Women's open prison HM Prison Askham Grange in North Yorkshire is currently at 77 per cent capacity. Men open prison HM Prison Kirklevington Grange near Yarm is also not considered to be overcrowded and remains at 96 per cent capacity.

Male juvenile prison HM Prison Wetherby is at 74 per cent capacity.

As of Friday, March 20, visits were still going ahead at Strangeways, officially known as HMP Manchester, after a case of Covid-19 was confirmed there on Wednesday.

The prison is not overcrowded and chiefs said they were following Public Health advice to minimise the risk of further infection.

The Prison Officers’ Association said while “obviously staff are concerned” about disease, it was working with the Government on systems which would keep its members and the prisoners safe.

Assistant General Secretary Mick Pimblett said: “Overcrowding is a concern, due to the contingencies we have in place for prisoners who are showing symptoms of coronavirus.”

He said the current procedure was to isolate such prisoners on their own in a single cell, “but with overcrowding that will be a problem”.

He said one measure being considered was placing two prisoners showing symptoms into a cell together.

Across the world, leaders have been taking a variety of approaches to try to keep prison staff and inmates safe amid the global outbreak. Earlier this month, 12 prisoners died in Italy after rioting broke out at jails in response to restrictions imposed on family visits.

Here, the Government has announced a plan to release more prisoners fitted with electronic tags, but said the move was not linked to the current pandemic.

Prisons minister Lucy Frazer has said the safety of prisoners, staff and visitors is paramount.

In a statement last week, she said: “Prisons have existing, well-developed policies and procedures in place to manage outbreaks of infectious diseases. This means prisons are well prepared to take immediate action whenever cases or suspected cases are identified, including isolating individuals where necessary.”

She said good hygiene was being promoted on posters throughout the prison system and handwashing facilities were available for staff, prisoners and visitors.

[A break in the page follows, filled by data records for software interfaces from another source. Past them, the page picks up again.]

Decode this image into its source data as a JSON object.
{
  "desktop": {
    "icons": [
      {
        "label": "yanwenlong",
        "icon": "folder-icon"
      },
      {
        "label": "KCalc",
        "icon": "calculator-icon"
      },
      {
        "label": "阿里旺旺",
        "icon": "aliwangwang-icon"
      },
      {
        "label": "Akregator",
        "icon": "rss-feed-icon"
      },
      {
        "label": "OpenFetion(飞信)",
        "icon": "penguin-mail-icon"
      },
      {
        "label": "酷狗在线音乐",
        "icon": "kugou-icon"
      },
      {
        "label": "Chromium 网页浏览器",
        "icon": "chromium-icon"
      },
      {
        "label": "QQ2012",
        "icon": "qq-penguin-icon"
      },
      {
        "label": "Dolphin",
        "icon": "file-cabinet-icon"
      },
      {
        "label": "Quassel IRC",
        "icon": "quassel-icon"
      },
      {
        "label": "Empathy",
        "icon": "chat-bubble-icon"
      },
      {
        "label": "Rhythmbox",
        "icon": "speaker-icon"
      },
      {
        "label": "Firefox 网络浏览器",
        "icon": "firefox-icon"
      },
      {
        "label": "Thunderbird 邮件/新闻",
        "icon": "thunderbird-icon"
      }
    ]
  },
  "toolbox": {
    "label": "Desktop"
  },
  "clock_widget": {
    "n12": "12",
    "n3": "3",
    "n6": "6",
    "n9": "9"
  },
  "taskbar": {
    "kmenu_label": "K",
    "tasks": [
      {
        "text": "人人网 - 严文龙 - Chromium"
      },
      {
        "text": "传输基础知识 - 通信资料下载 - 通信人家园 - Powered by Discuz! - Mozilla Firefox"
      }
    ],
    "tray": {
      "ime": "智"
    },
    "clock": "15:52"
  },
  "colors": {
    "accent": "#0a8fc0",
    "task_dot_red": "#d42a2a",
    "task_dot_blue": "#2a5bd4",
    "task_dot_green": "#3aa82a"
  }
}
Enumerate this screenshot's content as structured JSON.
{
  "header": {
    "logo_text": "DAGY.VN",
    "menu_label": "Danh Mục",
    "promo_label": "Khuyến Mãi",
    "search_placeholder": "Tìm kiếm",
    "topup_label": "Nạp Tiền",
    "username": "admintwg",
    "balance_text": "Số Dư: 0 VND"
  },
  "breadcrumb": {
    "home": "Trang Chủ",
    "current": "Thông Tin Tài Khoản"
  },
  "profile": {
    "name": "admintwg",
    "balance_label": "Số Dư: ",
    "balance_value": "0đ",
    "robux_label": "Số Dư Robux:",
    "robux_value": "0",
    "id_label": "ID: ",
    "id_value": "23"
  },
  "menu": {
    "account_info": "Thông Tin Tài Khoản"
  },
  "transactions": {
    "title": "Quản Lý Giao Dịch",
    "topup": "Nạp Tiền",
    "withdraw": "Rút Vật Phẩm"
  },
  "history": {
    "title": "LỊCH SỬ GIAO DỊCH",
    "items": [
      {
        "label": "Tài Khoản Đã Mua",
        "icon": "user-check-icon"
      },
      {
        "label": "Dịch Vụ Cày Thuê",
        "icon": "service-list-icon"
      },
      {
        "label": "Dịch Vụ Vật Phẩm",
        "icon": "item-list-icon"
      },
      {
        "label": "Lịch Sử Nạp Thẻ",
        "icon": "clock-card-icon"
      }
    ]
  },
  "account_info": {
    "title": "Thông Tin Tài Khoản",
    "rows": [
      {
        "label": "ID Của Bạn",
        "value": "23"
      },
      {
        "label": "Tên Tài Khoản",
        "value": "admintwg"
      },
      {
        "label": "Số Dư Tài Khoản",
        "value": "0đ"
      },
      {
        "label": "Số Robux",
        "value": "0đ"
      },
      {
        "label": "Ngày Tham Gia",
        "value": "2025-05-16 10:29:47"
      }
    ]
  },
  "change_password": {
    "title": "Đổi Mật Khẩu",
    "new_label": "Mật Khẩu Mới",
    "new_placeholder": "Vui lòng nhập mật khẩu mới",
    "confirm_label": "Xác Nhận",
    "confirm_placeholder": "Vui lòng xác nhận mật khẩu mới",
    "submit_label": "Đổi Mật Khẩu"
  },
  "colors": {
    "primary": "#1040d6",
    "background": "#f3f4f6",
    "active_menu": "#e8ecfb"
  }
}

She said: “We have procedures agreed with our public health colleagues for protecting staff in the workplace but, like any member of the community, some prison staff may need to self-isolate in line with public health advice, or may become infected. We are taking steps to boost staff availability and so enable us to look after prisoners properly and minimise the impacts on prison regimes of staff absences.”